WHAT IS EXPECTED: Make an exact copy of every entry.

[Dataset records]
--------
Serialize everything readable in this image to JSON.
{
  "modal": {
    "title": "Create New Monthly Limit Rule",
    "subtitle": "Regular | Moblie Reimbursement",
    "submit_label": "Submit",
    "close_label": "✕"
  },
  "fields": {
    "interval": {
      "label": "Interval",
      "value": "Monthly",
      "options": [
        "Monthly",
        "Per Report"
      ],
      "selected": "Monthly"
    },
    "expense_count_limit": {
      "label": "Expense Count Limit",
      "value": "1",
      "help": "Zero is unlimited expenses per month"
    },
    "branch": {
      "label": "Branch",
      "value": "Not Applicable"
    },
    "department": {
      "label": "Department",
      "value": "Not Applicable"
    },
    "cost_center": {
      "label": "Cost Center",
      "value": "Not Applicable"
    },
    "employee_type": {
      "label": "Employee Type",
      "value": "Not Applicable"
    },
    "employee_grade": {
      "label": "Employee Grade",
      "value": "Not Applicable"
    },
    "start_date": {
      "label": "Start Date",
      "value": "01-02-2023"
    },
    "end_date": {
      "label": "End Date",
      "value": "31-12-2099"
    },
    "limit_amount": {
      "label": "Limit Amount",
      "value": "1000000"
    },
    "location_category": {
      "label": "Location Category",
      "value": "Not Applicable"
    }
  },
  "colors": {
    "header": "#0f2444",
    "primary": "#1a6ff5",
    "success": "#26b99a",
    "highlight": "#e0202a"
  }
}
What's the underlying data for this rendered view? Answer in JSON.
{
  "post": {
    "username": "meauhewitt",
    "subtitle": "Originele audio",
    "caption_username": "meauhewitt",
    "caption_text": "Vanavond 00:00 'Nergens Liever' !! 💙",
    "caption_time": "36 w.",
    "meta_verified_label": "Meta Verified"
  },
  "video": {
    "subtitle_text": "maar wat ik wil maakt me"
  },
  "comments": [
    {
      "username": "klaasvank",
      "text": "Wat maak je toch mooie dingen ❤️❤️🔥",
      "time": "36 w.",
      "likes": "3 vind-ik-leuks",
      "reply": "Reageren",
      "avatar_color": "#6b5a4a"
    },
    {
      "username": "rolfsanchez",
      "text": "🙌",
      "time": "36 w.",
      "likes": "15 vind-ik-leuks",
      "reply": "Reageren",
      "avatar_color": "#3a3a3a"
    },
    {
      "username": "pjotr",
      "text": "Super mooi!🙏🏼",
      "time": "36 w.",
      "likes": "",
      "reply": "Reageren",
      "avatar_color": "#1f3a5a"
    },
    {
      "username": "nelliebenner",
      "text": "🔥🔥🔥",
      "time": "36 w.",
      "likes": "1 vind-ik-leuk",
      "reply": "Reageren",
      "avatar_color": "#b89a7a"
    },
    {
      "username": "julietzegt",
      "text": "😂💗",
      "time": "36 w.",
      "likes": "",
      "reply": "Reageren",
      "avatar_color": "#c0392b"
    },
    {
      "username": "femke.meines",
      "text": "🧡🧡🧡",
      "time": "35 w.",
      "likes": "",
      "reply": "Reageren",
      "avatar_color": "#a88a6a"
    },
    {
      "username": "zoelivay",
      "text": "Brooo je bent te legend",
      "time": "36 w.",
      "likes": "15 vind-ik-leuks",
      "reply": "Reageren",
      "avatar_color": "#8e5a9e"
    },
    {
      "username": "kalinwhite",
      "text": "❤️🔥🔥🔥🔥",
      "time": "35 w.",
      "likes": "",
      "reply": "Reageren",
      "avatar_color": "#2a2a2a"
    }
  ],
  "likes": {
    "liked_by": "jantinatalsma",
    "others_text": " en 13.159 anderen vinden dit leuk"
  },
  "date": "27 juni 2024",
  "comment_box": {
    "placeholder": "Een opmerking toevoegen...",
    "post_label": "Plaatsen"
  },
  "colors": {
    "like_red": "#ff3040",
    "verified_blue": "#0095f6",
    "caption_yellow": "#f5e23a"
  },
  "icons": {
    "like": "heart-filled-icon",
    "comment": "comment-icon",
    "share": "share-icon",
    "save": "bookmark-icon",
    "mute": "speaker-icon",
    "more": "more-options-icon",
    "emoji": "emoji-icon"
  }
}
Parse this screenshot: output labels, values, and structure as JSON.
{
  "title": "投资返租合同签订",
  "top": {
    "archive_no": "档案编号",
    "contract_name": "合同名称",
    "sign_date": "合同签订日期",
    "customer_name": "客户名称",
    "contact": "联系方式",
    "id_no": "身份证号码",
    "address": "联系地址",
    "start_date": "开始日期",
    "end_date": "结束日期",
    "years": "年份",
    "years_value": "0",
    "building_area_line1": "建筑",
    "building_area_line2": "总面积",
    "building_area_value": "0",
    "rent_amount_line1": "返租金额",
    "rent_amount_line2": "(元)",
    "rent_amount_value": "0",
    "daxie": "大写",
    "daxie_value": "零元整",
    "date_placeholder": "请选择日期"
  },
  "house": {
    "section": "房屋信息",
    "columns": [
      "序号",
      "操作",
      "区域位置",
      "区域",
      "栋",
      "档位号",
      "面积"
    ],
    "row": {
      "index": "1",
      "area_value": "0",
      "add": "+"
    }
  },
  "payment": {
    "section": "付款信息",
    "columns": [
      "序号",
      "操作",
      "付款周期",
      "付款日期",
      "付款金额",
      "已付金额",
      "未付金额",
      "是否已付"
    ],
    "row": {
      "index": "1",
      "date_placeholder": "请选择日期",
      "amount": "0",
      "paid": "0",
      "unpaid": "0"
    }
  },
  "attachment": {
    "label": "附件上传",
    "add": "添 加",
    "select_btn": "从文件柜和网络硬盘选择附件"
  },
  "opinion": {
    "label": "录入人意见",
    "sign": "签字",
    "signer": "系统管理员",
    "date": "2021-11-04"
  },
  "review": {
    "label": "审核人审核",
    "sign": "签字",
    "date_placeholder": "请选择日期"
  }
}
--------
TASK RESULT:
Serialize everything readable in this image to JSON.
{
  "modal": {
    "title": "Create New Monthly Limit Rule",
    "subtitle": "Regular | Moblie Reimbursement",
    "submit_label": "Submit",
    "close_label": "✕"
  },
  "fields": {
    "interval": {
      "label": "Interval",
      "value": "Monthly",
      "options": [
        "Monthly",
        "Per Report"
      ],
      "selected": "Monthly"
    },
    "expense_count_limit": {
      "label": "Expense Count Limit",
      "value": "1",
      "help": "Zero is unlimited expenses per month"
    },
    "branch": {
      "label": "Branch",
      "value": "Not Applicable"
    },
    "department": {
      "label": "Department",
      "value": "Not Applicable"
    },
    "cost_center": {
      "label": "Cost Center",
      "value": "Not Applicable"
    },
    "employee_type": {
      "label": "Employee Type",
      "value": "Not Applicable"
    },
    "employee_grade": {
      "label": "Employee Grade",
      "value": "Not Applicable"
    },
    "start_date": {
      "label": "Start Date",
      "value": "01-02-2023"
    },
    "end_date": {
      "label": "End Date",
      "value": "31-12-2099"
    },
    "limit_amount": {
      "label": "Limit Amount",
      "value": "1000000"
    },
    "location_category": {
      "label": "Location Category",
      "value": "Not Applicable"
    }
  },
  "colors": {
    "header": "#0f2444",
    "primary": "#1a6ff5",
    "success": "#26b99a",
    "highlight": "#e0202a"
  }
}
What's the underlying data for this rendered view? Answer in JSON.
{
  "post": {
    "username": "meauhewitt",
    "subtitle": "Originele audio",
    "caption_username": "meauhewitt",
    "caption_text": "Vanavond 00:00 'Nergens Liever' !! 💙",
    "caption_time": "36 w.",
    "meta_verified_label": "Meta Verified"
  },
  "video": {
    "subtitle_text": "maar wat ik wil maakt me"
  },
  "comments": [
    {
      "username": "klaasvank",
      "text": "Wat maak je toch mooie dingen ❤️❤️🔥",
      "time": "36 w.",
      "likes": "3 vind-ik-leuks",
      "reply": "Reageren",
      "avatar_color": "#6b5a4a"
    },
    {
      "username": "rolfsanchez",
      "text": "🙌",
      "time": "36 w.",
      "likes": "15 vind-ik-leuks",
      "reply": "Reageren",
      "avatar_color": "#3a3a3a"
    },
    {
      "username": "pjotr",
      "text": "Super mooi!🙏🏼",
      "time": "36 w.",
      "likes": "",
      "reply": "Reageren",
      "avatar_color": "#1f3a5a"
    },
    {
      "username": "nelliebenner",
      "text": "🔥🔥🔥",
      "time": "36 w.",
      "likes": "1 vind-ik-leuk",
      "reply": "Reageren",
      "avatar_color": "#b89a7a"
    },
    {
      "username": "julietzegt",
      "text": "😂💗",
      "time": "36 w.",
      "likes": "",
      "reply": "Reageren",
      "avatar_color": "#c0392b"
    },
    {
      "username": "femke.meines",
      "text": "🧡🧡🧡",
      "time": "35 w.",
      "likes": "",
      "reply": "Reageren",
      "avatar_color": "#a88a6a"
    },
    {
      "username": "zoelivay",
      "text": "Brooo je bent te legend",
      "time": "36 w.",
      "likes": "15 vind-ik-leuks",
      "reply": "Reageren",
      "avatar_color": "#8e5a9e"
    },
    {
      "username": "kalinwhite",
      "text": "❤️🔥🔥🔥🔥",
      "time": "35 w.",
      "likes": "",
      "reply": "Reageren",
      "avatar_color": "#2a2a2a"
    }
  ],
  "likes": {
    "liked_by": "jantinatalsma",
    "others_text": " en 13.159 anderen vinden dit leuk"
  },
  "date": "27 juni 2024",
  "comment_box": {
    "placeholder": "Een opmerking toevoegen...",
    "post_label": "Plaatsen"
  },
  "colors": {
    "like_red": "#ff3040",
    "verified_blue": "#0095f6",
    "caption_yellow": "#f5e23a"
  },
  "icons": {
    "like": "heart-filled-icon",
    "comment": "comment-icon",
    "share": "share-icon",
    "save": "bookmark-icon",
    "mute": "speaker-icon",
    "more": "more-options-icon",
    "emoji": "emoji-icon"
  }
}
Parse this screenshot: output labels, values, and structure as JSON.
{
  "title": "投资返租合同签订",
  "top": {
    "archive_no": "档案编号",
    "contract_name": "合同名称",
    "sign_date": "合同签订日期",
    "customer_name": "客户名称",
    "contact": "联系方式",
    "id_no": "身份证号码",
    "address": "联系地址",
    "start_date": "开始日期",
    "end_date": "结束日期",
    "years": "年份",
    "years_value": "0",
    "building_area_line1": "建筑",
    "building_area_line2": "总面积",
    "building_area_value": "0",
    "rent_amount_line1": "返租金额",
    "rent_amount_line2": "(元)",
    "rent_amount_value": "0",
    "daxie": "大写",
    "daxie_value": "零元整",
    "date_placeholder": "请选择日期"
  },
  "house": {
    "section": "房屋信息",
    "columns": [
      "序号",
      "操作",
      "区域位置",
      "区域",
      "栋",
      "档位号",
      "面积"
    ],
    "row": {
      "index": "1",
      "area_value": "0",
      "add": "+"
    }
  },
  "payment": {
    "section": "付款信息",
    "columns": [
      "序号",
      "操作",
      "付款周期",
      "付款日期",
      "付款金额",
      "已付金额",
      "未付金额",
      "是否已付"
    ],
    "row": {
      "index": "1",
      "date_placeholder": "请选择日期",
      "amount": "0",
      "paid": "0",
      "unpaid": "0"
    }
  },
  "attachment": {
    "label": "附件上传",
    "add": "添 加",
    "select_btn": "从文件柜和网络硬盘选择附件"
  },
  "opinion": {
    "label": "录入人意见",
    "sign": "签字",
    "signer": "系统管理员",
    "date": "2021-11-04"
  },
  "review": {
    "label": "审核人审核",
    "sign": "签字",
    "date_placeholder": "请选择日期"
  }
}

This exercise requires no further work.